We have two sides to ourselves:
- Our DOING Side: Our knowledge, skills, talents and abilities
- Our BEING Side: Our character, mindsets, and psyche
For most people and leaders:
- We are more advanced on our DOING Side than our BEING Side
- Almost all development efforts (across education, athletics, and organizational development) focus on the DOING Side
- Our biggest struggles generally relate to deficiencies in our BEING Side
In fact, I am learning that the higher we are on our BEING Side:
- The more effectively we navigate life
- The more effective we are as leaders
- The more we get out of our DOING Side
Recognizing all of this, do you know the altitude of your BEING Side?
I want to give you one measure (surely not the only measure) of the altitude on your BEING Side: Your relationship with feedback.
Your Relationship with Feedback – Part 1
When we compare people higher on their BEING Side with people lower on their BEING Side, a couple of key differences we will spot is that people lower on their BEING Side are:
- They are internally programmed for self-protection (versus value creation)
- They have more narrow windows of tolerance (as opposed to wider windows of tolerance)

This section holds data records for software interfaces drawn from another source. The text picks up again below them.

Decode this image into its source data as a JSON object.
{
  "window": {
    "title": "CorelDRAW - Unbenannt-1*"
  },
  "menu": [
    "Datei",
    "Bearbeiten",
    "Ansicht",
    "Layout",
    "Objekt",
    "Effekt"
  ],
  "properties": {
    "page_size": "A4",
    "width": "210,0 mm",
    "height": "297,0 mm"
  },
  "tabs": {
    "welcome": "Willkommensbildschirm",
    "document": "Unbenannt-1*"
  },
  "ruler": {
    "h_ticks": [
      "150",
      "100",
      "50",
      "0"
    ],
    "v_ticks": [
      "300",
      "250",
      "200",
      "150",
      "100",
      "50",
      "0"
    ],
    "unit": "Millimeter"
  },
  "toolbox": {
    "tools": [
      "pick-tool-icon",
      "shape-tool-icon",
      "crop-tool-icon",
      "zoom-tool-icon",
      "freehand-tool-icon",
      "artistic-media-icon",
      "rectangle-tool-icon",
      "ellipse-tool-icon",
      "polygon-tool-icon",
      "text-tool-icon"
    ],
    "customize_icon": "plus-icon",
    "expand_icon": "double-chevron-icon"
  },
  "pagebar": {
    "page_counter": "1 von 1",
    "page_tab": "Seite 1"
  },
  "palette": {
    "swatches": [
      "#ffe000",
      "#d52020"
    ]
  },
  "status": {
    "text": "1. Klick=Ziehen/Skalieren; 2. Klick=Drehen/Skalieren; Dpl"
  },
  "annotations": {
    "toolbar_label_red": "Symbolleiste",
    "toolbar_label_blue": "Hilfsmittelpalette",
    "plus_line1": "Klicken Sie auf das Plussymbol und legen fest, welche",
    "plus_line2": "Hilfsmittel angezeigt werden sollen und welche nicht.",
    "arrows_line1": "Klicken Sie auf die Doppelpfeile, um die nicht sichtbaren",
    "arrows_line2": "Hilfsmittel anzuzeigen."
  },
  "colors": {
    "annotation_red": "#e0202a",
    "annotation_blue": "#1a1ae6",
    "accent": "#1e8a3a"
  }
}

Recognizing this, one example that I commonly use to help people connect with these ideas is this…
How do you think most people respond to constructive criticism or feedback?
The answer I most commonly get is: Defensive.
Getting defensive when receiving constructive criticism or feedback:
- Suggests a narrow window of tolerance (as they were unable to stay calm, present, and balanced when they received the constructive criticism or feedback)
- Is the result of self-protective programming
Thus, the degree to which we get defensive when receiving constructive criticism or feedback is one way to gauge our altitude on our BEING Side.
The people who are at a high altitude on their BEING Side see constructive criticism and feedback as opportunities to learn and grow. They create space for constructive criticism and feedback and seek to learn from it as opposed to get defensive and dismiss it.
Your Relationship with Feedback – Part 2
But, let me give you another 2×2 framework that I think you will find interesting to think about.
I was recently introduced to some research by Stacey Finkelstein and Ayelet Fishbach by Adam Grant, which found that generally:
- Novices (low experience) seek out and respond more positively to encouragement as opposed to criticism (compared to experts)
- Experts (high experience) seek out and respond more positively to criticism compared to novices
Adam Grant shared this image to depict this finding:
But, in my experience working with executives and leaders, I have observed a lot of leaders who are unwilling to receive criticism. This experience has motivated me to develop the 2×2 below. And, in each of the quadrants, I put what I believe is the likely outcome for people who operate in these different quadrants.
My motivation for creating this 2×2 is twofold:
- To point out that if executives and leaders operate in Quadrant B (which from my experience is a common phenomenon), they are significantly limiting the progress of their organization and teams.
- To point out that operating in Quadrant B is a signal of being lower along our BEING Side. Being in Quadrant B suggests that we have a narrow window of tolerance for criticism and feedback and operate from a place of self-protection instead of value creation.
If you want to elevate along your BEING Side, you need to (1) learn more about your BEING Side, (2) deepen your self-awareness of your BEING Side, and (3) engage in efforts to elevate along your BEING Side. One place to go to for more information about how to do this is my book: The Elevated Leader. I am also working on my next book that dives more directly into these ideas.
If you want to help leaders in your organization elevate along their BEING Side, I am your guy. Let’s connect and discuss how I can help you.